8. Disease Prevention
Betta fish are susceptible to specific health issues, such as fin rot, velvet, and ich. Being vigilant and proactive in disease prevention is essential. Quarantine new arrivals, maintain clean water conditions, and ensure that your betta is not exposed to stress factors.
Challenges and Potential Complications
While betta fish care is generally straightforward, it’s essential to be aware of potential challenges and complications that can arise. Understanding these issues can help you address them promptly and ensure the well-being of your betta.
Betta fish are known for their territorial and occasionally aggressive behavior, especially among males. In community tanks, they may display aggression toward tankmates, which can lead to fin damage and stress. To mitigate aggression, provide hiding spots and space dividers in the tank.
Overfeeding is a common issue in betta fish care. While bettas can be enthusiastic eaters, overfeeding can lead to obesity, constipation, and water quality problems. Stick to a regular feeding schedule and ensure that uneaten food is removed from the tank.
Poor Water Quality
Neglecting water quality maintenance can lead to poor water conditions that are harmful to betta fish. High ammonia and nitrite levels, as well as elevated nitrates, can stress and sicken your betta. Consistent water changes and efficient filtration are essential to maintain good water quality.
Tank Size Limitations
While bettas can thrive in smaller tanks, the popularity of very small betta containers has led to concerns about insufficient space for the fish. Smaller tanks can require more frequent water changes and monitoring to maintain water quality.
Disease and Health Issues
Betta fish are susceptible to various health problems, including fungal infections, parasites, and bacterial diseases. Early detection and appropriate treatment are crucial in preventing the spread of illness in your aquarium.
Introducing tankmates to your betta’s environment can be challenging due to their territorial nature. Some species may not be compatible with bettas, leading to stress and potential conflicts. Careful selection of tankmates and observing your betta’s behavior is vital.
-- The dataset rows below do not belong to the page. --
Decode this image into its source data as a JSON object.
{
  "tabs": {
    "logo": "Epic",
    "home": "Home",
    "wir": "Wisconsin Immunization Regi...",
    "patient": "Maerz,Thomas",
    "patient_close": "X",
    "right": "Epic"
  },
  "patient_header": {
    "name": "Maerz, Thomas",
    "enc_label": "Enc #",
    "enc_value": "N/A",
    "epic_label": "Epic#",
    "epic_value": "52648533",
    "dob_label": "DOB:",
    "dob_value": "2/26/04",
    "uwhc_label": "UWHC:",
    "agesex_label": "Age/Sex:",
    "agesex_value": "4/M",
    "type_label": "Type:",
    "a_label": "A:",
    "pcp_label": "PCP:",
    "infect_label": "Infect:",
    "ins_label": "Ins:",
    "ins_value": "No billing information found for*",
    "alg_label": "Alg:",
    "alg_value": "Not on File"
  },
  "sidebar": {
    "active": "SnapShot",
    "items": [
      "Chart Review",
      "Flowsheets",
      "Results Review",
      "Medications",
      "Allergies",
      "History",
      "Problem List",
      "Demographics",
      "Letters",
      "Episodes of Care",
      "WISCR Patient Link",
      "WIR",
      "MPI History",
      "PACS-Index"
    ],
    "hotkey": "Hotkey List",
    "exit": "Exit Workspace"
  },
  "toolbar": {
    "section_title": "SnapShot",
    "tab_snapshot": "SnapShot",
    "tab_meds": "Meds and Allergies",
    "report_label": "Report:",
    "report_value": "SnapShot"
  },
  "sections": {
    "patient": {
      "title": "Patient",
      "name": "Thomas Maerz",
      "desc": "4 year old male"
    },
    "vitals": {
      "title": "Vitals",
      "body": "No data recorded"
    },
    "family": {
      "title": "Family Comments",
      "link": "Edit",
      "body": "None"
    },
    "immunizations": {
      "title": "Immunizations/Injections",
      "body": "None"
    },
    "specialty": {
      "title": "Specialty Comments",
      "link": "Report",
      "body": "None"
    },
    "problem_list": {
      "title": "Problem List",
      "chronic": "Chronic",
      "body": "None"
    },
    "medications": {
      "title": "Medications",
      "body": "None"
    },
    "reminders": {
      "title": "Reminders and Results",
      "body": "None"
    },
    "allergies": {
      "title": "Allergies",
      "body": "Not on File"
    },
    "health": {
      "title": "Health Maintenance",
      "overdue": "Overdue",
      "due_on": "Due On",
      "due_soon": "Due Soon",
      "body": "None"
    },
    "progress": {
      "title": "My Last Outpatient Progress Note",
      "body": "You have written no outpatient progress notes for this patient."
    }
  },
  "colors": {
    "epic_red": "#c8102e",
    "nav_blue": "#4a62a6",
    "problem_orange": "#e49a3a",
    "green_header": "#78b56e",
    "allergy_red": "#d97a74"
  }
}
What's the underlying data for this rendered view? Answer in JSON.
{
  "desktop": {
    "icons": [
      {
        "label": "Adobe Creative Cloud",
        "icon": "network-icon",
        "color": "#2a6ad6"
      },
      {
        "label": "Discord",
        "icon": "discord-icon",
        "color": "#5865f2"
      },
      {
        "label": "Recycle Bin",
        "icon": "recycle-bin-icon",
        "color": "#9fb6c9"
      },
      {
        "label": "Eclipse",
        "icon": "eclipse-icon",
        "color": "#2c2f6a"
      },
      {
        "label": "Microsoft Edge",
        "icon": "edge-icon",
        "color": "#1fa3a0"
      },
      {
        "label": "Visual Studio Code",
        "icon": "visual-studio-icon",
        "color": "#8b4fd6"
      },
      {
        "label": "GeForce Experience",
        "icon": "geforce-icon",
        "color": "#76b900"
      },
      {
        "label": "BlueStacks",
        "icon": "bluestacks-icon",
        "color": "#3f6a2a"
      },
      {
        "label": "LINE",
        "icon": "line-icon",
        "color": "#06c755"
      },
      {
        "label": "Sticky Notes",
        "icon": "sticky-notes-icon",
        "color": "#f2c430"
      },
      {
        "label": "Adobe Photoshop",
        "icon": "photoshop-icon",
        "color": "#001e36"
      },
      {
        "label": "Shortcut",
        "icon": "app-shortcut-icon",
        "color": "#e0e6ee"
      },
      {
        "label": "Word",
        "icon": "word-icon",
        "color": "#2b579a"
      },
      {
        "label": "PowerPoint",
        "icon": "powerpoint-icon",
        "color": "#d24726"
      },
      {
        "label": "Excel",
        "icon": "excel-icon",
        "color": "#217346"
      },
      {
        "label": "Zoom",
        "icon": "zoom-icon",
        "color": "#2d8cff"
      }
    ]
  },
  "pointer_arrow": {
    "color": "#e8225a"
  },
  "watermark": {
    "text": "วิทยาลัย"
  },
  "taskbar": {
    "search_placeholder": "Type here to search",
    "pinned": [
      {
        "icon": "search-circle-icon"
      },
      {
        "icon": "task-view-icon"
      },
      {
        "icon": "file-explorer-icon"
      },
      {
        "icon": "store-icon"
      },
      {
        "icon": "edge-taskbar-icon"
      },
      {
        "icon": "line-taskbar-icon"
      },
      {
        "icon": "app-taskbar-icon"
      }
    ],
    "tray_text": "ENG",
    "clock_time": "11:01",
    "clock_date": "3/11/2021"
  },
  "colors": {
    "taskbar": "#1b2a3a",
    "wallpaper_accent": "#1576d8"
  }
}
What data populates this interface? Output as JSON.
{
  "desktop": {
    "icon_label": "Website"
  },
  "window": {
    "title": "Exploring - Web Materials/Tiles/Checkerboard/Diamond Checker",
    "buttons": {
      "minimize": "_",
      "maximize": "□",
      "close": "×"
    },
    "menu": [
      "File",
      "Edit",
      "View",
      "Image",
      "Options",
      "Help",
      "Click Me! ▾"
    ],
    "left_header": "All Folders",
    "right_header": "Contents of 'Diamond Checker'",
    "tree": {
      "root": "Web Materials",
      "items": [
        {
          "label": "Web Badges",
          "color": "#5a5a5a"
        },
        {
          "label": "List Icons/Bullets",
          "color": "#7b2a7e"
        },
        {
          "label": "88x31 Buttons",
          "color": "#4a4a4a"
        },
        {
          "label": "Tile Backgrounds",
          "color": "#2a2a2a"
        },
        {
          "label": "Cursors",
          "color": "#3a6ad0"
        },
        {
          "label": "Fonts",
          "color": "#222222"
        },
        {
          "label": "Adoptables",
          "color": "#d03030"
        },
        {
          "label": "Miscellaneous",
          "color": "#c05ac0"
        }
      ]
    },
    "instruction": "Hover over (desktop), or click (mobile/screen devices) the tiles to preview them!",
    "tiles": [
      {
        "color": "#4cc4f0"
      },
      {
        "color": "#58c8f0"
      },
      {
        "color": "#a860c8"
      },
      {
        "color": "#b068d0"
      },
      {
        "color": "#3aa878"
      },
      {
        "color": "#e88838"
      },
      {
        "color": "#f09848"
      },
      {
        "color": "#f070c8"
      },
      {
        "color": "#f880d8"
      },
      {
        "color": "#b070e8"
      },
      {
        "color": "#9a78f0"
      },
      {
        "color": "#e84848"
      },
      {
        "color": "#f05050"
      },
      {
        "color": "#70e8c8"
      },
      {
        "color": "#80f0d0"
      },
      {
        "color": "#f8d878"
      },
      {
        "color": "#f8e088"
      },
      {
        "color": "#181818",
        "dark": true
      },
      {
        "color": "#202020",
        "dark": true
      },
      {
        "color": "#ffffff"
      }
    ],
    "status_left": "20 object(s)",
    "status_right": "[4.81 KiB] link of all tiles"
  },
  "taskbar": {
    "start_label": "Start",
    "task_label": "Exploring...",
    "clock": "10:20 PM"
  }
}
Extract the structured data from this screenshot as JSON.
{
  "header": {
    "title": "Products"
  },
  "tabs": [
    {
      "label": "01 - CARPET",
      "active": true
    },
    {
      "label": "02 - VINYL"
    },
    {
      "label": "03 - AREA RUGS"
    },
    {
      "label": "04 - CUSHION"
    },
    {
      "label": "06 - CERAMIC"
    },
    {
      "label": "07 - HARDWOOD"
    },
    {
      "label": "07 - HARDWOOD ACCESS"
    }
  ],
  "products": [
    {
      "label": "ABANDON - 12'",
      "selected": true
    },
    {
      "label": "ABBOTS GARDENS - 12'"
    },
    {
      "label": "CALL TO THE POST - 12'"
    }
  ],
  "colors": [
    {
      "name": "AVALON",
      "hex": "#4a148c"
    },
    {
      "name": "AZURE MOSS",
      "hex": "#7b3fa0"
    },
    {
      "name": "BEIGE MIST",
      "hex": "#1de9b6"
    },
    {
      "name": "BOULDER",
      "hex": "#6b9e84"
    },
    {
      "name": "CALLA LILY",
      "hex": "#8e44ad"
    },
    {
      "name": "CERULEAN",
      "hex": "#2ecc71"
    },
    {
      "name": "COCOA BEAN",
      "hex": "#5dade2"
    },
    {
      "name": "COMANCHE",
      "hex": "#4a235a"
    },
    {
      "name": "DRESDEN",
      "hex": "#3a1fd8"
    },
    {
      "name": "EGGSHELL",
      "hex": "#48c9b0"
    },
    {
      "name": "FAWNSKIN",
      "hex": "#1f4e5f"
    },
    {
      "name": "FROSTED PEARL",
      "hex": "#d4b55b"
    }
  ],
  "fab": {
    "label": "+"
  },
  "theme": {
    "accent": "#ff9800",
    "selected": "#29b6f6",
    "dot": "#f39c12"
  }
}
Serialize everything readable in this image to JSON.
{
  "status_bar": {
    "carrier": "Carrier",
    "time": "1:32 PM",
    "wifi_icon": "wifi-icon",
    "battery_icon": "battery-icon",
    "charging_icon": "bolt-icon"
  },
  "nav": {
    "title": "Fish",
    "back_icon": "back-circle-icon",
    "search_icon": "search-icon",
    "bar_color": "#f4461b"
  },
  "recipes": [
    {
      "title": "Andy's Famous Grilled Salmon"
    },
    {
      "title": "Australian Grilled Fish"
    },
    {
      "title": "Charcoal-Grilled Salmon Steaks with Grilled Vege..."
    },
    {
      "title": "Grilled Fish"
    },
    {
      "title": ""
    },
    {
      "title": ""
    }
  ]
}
In community tanks, there is a risk that some tankmates may exhibit fin-nipping behavior. This can result in damage to your betta’s delicate fins. Selecting peaceful and non-fin-nipping species as tankmates can help prevent this issue.
Breeding and Aggression
Breeding betta fish can be a complicated endeavor due to the aggressive nature of betta males during the courtship and spawning process. Breeding bettas requires specific setup and care to ensure the safety of the fish involved.
Betta fish are widely regarded as easy to care for, making them an excellent choice for both beginner and experienced aquarists. Their minimal tank size requirements, adaptability to various water conditions, and striking appearance have made them a favorite in the world of aquarium keeping. However, it’s essential to remember that every fish species has its specific care needs and potential challenges.
Caring for betta fish involves providing them with a clean and appropriate living environment, maintaining water quality, adhering to a consistent feeding routine, and observing their behavior for any signs of stress or health issues. Understanding the unique personality and needs of betta fish will contribute to a rewarding and enjoyable fishkeeping experience, making these captivating fish a wonderful addition to your aquarium.